The Flyers' 1979-1980 year should have been remembered for its triumphs--a 116-point regular season, the highest in the league and the best (even to date) in franchise history, including an NHL-record 35-game undefeated streak, capped with a trip to the Stanely Cup finals against the New York Islanders. Instead, it is primarily remembered for one man, who donned the Black and White rather than the Orange and Black: Leon Stickle, whose no-call in Game Six of the Finals on May 24th, 1980 helped the Islanders seal the game for the series win.
Stickle's brush with infamy came late in the game's first period, when Islanders winger Clark Gillies appeared to send a pass back over the blue line for teammate Butch Goring, who proceeded to advance into the offensive zone.

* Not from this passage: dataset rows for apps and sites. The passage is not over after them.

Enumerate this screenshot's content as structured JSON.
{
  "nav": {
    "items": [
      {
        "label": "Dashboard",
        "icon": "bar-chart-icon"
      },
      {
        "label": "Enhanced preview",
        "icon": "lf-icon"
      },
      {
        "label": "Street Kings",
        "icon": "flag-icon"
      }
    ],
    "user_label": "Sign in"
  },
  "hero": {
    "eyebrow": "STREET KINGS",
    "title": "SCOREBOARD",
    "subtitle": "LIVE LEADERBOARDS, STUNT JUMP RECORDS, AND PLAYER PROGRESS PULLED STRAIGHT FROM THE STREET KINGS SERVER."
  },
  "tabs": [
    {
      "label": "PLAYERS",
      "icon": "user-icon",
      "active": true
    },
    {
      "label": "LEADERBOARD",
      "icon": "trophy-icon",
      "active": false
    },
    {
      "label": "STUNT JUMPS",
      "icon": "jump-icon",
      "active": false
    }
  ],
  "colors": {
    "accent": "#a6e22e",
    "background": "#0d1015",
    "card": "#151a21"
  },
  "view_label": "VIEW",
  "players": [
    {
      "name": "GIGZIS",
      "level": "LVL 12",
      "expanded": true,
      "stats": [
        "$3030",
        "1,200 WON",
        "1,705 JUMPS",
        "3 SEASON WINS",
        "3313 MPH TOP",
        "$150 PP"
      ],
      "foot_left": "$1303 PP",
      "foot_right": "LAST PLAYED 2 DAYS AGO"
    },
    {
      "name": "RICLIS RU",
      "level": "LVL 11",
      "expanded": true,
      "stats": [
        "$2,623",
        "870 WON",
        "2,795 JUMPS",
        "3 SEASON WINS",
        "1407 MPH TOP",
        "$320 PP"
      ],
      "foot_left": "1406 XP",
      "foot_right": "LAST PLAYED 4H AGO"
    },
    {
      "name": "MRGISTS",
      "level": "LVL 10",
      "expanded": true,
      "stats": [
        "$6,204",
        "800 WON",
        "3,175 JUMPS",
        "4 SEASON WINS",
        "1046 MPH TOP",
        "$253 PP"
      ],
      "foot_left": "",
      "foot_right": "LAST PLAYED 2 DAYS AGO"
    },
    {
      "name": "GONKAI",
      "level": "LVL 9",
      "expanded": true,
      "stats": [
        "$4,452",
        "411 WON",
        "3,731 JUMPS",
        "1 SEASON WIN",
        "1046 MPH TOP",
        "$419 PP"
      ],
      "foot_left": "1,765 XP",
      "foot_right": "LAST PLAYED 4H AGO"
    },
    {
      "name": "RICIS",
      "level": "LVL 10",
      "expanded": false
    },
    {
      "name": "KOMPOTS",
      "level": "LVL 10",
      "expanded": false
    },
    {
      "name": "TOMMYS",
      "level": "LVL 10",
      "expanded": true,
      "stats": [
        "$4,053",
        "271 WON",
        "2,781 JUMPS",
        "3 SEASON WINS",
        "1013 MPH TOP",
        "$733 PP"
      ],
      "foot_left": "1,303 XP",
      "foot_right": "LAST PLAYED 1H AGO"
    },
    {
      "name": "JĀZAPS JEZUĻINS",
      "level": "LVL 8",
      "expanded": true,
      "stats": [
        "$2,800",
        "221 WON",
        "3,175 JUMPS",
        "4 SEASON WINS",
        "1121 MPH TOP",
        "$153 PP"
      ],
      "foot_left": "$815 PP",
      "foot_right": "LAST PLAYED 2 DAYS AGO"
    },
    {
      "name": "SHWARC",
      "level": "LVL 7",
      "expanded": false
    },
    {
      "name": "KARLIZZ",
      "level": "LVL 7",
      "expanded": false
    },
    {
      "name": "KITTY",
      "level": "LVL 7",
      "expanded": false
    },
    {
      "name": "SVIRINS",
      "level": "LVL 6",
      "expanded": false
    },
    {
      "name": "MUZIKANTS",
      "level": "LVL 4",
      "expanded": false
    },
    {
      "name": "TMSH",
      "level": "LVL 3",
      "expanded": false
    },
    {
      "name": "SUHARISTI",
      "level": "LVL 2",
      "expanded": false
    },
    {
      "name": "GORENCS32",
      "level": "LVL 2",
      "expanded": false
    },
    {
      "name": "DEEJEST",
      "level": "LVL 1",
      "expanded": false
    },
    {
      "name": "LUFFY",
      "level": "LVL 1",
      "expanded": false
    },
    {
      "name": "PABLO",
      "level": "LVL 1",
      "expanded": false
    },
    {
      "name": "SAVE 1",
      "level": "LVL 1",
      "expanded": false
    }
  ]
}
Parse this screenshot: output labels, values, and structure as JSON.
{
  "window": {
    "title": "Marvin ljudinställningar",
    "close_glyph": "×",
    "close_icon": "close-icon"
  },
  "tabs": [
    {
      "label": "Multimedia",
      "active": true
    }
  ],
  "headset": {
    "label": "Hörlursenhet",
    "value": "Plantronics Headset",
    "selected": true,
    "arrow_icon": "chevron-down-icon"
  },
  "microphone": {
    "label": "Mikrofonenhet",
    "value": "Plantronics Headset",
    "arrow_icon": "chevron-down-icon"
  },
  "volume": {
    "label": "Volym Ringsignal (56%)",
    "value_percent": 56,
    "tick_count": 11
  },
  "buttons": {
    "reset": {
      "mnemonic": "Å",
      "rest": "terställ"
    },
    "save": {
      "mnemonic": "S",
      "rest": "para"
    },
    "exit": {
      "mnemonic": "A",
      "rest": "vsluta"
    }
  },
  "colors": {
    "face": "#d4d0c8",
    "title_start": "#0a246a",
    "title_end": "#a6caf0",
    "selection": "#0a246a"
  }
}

The play looked to be offsides, and the Flyers defensemen reacted as such, but Stickle ruled a safe pass, and Goring's feed to a streaking Brian Sutter led to the Islanders scoring a relatively easy goal. Stickle would later admit that he blew the call, securing his place in Philadelphia immortality for the most undesired of reasons.
Though it's true that the Flyers ended up losing the game, one thing should be said in Stickle's defense: The goal wasn't really as consequential as you might think. When you hear people rant about how a no-call cost the Flyers the game and the series, you figure it was Bob Nystrom's famous overtime goal that should have been nulled, or that at least it was the game-tier late in regulation. In actuality, Sutter's goal merely put the Islanders up 2-1 with two whole periods to go, in what would eventually end up a 5-4 game. Sure, that's still a one-goal differential, and who knows how things would have turned out with the violation called, but as far as all-time scapegoats go, this isn't really Buckner letting the ball through his legs in the bottom of the tenth.
Still, was the call definitely off-sides? Well, you judge for yourself. But yes. Yes it was.